  25. Wu CH, McLarty JW: Neural Networks and Genome Informatics. Elsevier Science Ltd 2000.Google Scholar
  26. Quinlan JR: Induction of decision trees. Machine Learning 1986, 1: 81–106.Google Scholar
  27. Saetrom P, Snove O Jr: A comparison of siRNA efficacy predictors. Biochem Biophys Res Commun 2004, 321: 247–253. 10.1016/j.bbrc.2004.06.116View ArticlePubMedGoogle Scholar
  28. Takasaki S, Kotani S, Konagaya A: An effective method for selecting siRNA target sequences in mammalian cells. Cell Cycle 2004, 3: 790–795.View ArticlePubMedGoogle Scholar
  29. Huesken D, Lange J, Mikanin C, Weiler J, Asselbergs F, Warner J, Meloon B, Engel S, Rosenberg A, Cohen D, Labow M, Reinhardt M, Natt F, Hall J: Design of a genome-wide siRNA library using an artificial neural network. Nat Biotechnol 2005, 23: 995–1001. 10.1038/nbt1118View ArticlePubMedGoogle Scholar

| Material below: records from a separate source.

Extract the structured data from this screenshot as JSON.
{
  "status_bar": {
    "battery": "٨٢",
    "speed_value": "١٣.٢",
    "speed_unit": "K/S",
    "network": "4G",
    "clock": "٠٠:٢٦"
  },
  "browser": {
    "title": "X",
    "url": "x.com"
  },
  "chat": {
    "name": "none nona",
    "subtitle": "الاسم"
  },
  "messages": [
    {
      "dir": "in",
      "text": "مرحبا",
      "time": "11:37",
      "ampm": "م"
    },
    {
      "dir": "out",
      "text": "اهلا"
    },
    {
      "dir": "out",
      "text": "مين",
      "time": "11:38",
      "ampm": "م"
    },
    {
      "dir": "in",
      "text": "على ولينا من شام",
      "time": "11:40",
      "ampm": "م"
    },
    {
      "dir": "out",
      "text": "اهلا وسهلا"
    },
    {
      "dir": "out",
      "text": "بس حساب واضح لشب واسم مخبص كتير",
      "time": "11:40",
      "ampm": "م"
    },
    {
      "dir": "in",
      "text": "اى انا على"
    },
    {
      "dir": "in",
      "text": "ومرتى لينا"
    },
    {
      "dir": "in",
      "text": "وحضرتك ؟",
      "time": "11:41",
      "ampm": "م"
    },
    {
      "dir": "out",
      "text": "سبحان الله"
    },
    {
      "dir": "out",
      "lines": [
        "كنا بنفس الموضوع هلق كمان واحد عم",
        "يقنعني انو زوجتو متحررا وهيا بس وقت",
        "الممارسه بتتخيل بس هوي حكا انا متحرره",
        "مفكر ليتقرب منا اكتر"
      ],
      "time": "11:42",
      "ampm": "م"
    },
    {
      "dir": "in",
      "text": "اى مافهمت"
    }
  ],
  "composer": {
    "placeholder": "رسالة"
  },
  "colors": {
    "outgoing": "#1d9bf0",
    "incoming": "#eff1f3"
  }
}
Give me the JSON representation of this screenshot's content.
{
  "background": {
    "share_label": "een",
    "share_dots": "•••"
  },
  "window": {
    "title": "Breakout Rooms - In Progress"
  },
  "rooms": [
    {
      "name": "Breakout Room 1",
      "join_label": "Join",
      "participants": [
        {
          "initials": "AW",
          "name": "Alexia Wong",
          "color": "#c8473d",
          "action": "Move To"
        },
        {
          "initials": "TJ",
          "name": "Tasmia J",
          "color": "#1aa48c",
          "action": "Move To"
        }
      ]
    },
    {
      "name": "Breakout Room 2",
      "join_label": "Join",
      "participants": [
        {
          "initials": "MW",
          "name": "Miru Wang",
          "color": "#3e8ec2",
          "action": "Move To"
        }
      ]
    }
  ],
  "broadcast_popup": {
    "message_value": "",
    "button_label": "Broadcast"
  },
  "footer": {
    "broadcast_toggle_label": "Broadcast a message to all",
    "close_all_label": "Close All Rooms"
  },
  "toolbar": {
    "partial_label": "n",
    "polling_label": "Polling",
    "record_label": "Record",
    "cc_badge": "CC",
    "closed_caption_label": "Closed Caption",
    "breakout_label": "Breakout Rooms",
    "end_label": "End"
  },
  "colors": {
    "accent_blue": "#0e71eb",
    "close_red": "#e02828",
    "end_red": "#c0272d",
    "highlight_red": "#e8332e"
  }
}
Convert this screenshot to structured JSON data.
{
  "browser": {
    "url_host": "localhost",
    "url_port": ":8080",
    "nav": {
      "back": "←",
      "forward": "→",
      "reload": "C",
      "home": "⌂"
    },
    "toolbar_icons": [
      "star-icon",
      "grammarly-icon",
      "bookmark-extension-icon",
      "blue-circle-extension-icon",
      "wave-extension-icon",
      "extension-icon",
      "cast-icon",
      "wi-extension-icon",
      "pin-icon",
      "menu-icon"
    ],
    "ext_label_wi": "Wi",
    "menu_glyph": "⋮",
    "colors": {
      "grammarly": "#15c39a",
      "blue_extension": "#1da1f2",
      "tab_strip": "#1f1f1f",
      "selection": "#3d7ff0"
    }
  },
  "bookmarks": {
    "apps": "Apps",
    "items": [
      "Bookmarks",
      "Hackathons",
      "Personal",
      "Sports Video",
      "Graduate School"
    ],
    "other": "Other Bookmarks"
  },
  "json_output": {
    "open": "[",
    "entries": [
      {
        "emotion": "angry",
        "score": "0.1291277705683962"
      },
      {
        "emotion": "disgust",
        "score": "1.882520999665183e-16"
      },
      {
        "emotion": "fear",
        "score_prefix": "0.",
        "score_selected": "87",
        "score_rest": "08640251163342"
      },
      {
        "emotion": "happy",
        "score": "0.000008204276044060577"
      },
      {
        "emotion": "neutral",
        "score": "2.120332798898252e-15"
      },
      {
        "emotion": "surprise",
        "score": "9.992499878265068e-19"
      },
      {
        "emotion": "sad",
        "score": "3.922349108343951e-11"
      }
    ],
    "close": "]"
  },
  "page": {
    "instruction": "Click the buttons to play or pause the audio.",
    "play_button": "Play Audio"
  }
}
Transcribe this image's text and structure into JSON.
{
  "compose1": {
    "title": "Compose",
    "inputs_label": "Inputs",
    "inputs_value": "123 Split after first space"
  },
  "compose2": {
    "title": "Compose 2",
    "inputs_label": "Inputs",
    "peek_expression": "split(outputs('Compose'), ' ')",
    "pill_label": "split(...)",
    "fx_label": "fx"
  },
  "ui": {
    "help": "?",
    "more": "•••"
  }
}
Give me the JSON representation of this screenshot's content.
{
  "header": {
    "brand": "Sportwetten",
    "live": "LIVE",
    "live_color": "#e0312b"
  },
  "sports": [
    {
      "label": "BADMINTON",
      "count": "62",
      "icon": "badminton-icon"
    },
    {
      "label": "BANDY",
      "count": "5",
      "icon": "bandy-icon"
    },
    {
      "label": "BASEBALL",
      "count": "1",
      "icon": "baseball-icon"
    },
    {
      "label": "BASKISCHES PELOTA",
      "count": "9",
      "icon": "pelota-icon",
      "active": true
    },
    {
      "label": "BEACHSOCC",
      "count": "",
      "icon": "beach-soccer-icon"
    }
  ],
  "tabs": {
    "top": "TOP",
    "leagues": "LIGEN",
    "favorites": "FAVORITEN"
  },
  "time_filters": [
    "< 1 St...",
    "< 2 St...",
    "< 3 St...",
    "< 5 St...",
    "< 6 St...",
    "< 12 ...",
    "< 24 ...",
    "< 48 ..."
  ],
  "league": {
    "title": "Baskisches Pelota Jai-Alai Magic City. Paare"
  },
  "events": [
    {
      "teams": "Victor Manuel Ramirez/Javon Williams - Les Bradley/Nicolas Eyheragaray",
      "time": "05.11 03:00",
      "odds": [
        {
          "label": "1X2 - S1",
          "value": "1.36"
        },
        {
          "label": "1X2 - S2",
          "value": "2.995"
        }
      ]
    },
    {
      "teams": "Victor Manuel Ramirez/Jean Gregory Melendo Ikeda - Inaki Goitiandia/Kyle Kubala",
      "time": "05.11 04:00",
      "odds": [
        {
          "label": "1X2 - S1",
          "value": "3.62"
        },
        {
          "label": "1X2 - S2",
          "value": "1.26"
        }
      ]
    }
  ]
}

Copyright

© Takasaki et al; licensee BioMed Central Ltd 2006

This article is published under license to BioMed Central Ltd. This is an open access article distributed under the terms of the Creative Commons Attribution License (http://creativecommons.org/licenses/by/2.0), which permits unrestricted use, distribution, and reproduction in any medium, provided the original work is properly cited.